* _Exercise_: The exercise calls for a faithful copy of all the data.

◇ ◇ ◇ ◇ ◇ ◇ ◇

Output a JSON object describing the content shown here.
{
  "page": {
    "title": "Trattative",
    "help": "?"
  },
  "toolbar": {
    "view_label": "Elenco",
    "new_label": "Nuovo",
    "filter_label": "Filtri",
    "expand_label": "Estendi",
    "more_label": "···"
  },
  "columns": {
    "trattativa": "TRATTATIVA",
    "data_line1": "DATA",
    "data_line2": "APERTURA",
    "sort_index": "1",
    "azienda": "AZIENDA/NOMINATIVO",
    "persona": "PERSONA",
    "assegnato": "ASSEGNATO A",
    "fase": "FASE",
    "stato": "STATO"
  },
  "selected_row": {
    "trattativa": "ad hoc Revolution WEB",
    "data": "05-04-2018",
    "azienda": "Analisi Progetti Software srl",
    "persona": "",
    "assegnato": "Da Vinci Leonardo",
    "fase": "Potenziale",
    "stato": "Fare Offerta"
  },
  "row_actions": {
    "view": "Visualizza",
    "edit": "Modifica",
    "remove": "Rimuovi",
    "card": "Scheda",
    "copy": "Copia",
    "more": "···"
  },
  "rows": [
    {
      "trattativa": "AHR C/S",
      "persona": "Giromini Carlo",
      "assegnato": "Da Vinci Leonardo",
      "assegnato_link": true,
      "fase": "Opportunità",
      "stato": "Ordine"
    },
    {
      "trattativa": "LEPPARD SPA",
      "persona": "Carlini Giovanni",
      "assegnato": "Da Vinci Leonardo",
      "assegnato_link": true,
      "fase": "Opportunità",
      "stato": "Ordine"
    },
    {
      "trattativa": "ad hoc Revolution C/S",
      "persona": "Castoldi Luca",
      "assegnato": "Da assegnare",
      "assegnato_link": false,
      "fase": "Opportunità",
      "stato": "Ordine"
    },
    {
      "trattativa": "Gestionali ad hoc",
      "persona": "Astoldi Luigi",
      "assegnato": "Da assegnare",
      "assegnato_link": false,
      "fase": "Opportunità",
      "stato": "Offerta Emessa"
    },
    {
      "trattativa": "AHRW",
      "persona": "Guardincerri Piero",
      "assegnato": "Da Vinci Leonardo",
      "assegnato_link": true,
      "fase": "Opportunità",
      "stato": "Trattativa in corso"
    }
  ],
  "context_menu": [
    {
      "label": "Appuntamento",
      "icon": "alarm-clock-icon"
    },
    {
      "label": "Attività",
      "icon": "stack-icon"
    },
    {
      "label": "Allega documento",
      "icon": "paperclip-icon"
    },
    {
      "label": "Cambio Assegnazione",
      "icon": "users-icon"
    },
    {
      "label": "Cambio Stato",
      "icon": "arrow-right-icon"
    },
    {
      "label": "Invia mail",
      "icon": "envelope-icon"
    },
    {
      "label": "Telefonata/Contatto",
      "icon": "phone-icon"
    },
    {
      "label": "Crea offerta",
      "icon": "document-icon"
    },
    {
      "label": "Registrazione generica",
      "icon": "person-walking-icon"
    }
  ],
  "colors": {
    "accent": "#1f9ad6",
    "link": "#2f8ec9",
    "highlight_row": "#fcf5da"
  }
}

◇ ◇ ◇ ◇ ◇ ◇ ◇

* _Solved problem_:
Output a JSON object describing the content shown here.
{
  "page": {
    "title": "Trattative",
    "help": "?"
  },
  "toolbar": {
    "view_label": "Elenco",
    "new_label": "Nuovo",
    "filter_label": "Filtri",
    "expand_label": "Estendi",
    "more_label": "···"
  },
  "columns": {
    "trattativa": "TRATTATIVA",
    "data_line1": "DATA",
    "data_line2": "APERTURA",
    "sort_index": "1",
    "azienda": "AZIENDA/NOMINATIVO",
    "persona": "PERSONA",
    "assegnato": "ASSEGNATO A",
    "fase": "FASE",
    "stato": "STATO"
  },
  "selected_row": {
    "trattativa": "ad hoc Revolution WEB",
    "data": "05-04-2018",
    "azienda": "Analisi Progetti Software srl",
    "persona": "",
    "assegnato": "Da Vinci Leonardo",
    "fase": "Potenziale",
    "stato": "Fare Offerta"
  },
  "row_actions": {
    "view": "Visualizza",
    "edit": "Modifica",
    "remove": "Rimuovi",
    "card": "Scheda",
    "copy": "Copia",
    "more": "···"
  },
  "rows": [
    {
      "trattativa": "AHR C/S",
      "persona": "Giromini Carlo",
      "assegnato": "Da Vinci Leonardo",
      "assegnato_link": true,
      "fase": "Opportunità",
      "stato": "Ordine"
    },
    {
      "trattativa": "LEPPARD SPA",
      "persona": "Carlini Giovanni",
      "assegnato": "Da Vinci Leonardo",
      "assegnato_link": true,
      "fase": "Opportunità",
      "stato": "Ordine"
    },
    {
      "trattativa": "ad hoc Revolution C/S",
      "persona": "Castoldi Luca",
      "assegnato": "Da assegnare",
      "assegnato_link": false,
      "fase": "Opportunità",
      "stato": "Ordine"
    },
    {
      "trattativa": "Gestionali ad hoc",
      "persona": "Astoldi Luigi",
      "assegnato": "Da assegnare",
      "assegnato_link": false,
      "fase": "Opportunità",
      "stato": "Offerta Emessa"
    },
    {
      "trattativa": "AHRW",
      "persona": "Guardincerri Piero",
      "assegnato": "Da Vinci Leonardo",
      "assegnato_link": true,
      "fase": "Opportunità",
      "stato": "Trattativa in corso"
    }
  ],
  "context_menu": [
    {
      "label": "Appuntamento",
      "icon": "alarm-clock-icon"
    },
    {
      "label": "Attività",
      "icon": "stack-icon"
    },
    {
      "label": "Allega documento",
      "icon": "paperclip-icon"
    },
    {
      "label": "Cambio Assegnazione",
      "icon": "users-icon"
    },
    {
      "label": "Cambio Stato",
      "icon": "arrow-right-icon"
    },
    {
      "label": "Invia mail",
      "icon": "envelope-icon"
    },
    {
      "label": "Telefonata/Contatto",
      "icon": "phone-icon"
    },
    {
      "label": "Crea offerta",
      "icon": "document-icon"
    },
    {
      "label": "Registrazione generica",
      "icon": "person-walking-icon"
    }
  ],
  "colors": {
    "accent": "#1f9ad6",
    "link": "#2f8ec9",
    "highlight_row": "#fcf5da"
  }
}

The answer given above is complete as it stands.